• I think it is just because the plotted line is thicker than the axis line, so appears to 'overshoot' the axis when close to zero. If the line is plotted thinner, the artefact disappears. – wolfies Jun 7 '16 at 14:15
• But there is no such artifact in your bottom figure, which also has lines thicker than the axis. – whuber Jun 7 '16 at 16:24

That you mightn't think of any doesn't mean there aren't any.

I can name "known" distributions that aren't unimodal.

For example, a Beta distribution with $\alpha$ and $\beta$ both $<1$.

http://en.wikipedia.org/wiki/Beta_distribution

also see

http://en.wikipedia.org/wiki/U-quadratic_distribution

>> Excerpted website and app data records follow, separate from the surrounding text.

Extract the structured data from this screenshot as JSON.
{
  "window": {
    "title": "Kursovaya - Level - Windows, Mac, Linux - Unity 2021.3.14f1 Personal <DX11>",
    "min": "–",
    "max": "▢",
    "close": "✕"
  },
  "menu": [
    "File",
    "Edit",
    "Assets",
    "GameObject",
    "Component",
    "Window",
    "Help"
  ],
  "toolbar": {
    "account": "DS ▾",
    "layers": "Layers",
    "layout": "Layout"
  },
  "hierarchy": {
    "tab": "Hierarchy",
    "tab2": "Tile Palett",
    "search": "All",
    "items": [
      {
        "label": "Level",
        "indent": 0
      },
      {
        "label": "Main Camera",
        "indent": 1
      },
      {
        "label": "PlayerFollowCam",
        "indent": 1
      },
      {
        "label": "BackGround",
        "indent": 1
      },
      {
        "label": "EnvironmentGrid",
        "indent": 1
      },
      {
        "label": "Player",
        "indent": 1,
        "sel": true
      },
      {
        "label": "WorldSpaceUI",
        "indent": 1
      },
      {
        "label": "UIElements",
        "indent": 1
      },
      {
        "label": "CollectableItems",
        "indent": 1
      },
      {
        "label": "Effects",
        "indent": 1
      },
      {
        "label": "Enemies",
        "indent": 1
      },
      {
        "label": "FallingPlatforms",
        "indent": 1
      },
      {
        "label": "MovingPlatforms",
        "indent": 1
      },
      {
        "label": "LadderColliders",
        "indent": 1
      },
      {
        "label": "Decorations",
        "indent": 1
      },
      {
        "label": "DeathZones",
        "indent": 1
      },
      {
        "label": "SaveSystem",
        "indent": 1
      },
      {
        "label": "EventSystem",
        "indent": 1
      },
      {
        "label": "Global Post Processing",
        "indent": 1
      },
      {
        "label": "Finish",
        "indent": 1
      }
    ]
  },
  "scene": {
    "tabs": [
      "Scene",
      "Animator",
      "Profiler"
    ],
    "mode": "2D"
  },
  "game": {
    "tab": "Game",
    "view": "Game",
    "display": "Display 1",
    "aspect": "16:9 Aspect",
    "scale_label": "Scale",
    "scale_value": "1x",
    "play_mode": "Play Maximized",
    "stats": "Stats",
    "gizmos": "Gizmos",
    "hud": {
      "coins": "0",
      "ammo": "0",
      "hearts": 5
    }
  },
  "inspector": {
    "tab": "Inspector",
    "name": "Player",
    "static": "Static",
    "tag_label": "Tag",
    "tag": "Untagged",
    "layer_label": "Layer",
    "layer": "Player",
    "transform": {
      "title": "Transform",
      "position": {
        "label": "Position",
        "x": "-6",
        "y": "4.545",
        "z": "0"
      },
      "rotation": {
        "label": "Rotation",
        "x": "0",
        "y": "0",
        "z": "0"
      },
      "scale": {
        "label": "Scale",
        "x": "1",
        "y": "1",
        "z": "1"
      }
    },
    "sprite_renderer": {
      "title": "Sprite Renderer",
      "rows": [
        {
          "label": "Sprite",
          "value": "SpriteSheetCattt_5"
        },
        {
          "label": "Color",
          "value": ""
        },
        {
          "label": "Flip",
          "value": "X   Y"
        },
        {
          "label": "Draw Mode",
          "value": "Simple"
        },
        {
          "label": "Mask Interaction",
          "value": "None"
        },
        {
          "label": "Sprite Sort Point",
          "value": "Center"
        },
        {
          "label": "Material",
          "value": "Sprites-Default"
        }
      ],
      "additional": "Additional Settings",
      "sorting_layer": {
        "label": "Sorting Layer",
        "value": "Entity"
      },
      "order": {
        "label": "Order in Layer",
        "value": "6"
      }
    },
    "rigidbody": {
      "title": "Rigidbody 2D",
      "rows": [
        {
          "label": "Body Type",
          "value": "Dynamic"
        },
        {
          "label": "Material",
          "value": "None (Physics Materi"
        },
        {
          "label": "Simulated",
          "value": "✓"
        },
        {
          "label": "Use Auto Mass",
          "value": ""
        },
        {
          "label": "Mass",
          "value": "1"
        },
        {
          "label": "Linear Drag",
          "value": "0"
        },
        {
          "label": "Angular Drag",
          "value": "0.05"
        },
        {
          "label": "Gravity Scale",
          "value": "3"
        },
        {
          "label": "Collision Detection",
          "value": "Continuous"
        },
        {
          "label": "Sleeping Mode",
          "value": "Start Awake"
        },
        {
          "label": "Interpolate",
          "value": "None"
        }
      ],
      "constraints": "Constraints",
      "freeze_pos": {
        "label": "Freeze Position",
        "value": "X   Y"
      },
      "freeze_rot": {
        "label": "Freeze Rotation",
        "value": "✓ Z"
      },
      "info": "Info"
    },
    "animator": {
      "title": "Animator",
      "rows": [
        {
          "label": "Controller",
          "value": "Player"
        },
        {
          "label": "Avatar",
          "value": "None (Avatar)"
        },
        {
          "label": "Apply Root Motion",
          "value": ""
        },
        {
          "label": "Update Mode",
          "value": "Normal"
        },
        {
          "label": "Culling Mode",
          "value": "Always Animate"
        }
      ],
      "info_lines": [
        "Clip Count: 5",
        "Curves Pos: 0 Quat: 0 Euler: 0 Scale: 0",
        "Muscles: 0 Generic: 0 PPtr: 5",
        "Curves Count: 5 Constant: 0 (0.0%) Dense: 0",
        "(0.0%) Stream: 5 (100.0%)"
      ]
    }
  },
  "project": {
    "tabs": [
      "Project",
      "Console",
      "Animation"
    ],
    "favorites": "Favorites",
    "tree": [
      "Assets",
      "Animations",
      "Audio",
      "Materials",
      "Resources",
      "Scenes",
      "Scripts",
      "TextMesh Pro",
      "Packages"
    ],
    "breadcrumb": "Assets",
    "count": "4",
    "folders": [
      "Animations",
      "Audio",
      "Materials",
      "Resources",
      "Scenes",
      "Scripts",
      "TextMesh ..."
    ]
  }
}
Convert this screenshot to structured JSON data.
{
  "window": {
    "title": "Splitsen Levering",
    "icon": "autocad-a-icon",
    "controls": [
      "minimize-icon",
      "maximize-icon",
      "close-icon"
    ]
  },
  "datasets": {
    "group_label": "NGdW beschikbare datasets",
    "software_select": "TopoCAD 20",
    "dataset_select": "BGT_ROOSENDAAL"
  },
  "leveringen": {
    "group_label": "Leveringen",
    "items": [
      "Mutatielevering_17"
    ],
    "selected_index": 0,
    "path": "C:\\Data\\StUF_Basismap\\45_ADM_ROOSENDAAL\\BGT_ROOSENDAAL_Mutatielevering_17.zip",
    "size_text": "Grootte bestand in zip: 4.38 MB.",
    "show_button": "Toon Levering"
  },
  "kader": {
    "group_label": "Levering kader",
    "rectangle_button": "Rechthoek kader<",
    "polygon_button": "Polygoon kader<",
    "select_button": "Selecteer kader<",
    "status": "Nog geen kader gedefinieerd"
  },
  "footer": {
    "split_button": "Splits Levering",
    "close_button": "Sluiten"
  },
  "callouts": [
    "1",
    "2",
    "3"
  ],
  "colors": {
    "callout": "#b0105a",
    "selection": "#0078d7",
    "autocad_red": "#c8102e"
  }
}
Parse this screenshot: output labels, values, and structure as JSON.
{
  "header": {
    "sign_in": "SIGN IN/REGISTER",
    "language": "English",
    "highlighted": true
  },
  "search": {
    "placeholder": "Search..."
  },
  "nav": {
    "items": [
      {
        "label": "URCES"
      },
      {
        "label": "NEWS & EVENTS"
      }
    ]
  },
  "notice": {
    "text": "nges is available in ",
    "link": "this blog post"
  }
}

(This isn't a special case of the beta distribution, in spite of the comment that says it is. The two families have some overlap, however.)

Mixture distributions are certainly known, and many of those are multimodal.

• The U-quadratic is a truncated Beta distribution. – becko Apr 11 '18 at 13:26

Alpha-skew-normal distribution (Elal-Olivero 2010) has a PDF:

$$\frac{\left(1-\alpha\frac{x-\mu}{\sigma}\right)^2+1}{2+\alpha^2} \varphi\left(\frac{x-\mu}{\sigma}\right),$$

where $$\varphi$$ is the PDF of a standard Gaussian.

For $$|\alpha|>1.34$$ the distribution is bimodal. Examplary plot for $$\mu=1,\sigma=0.5,a=2$$: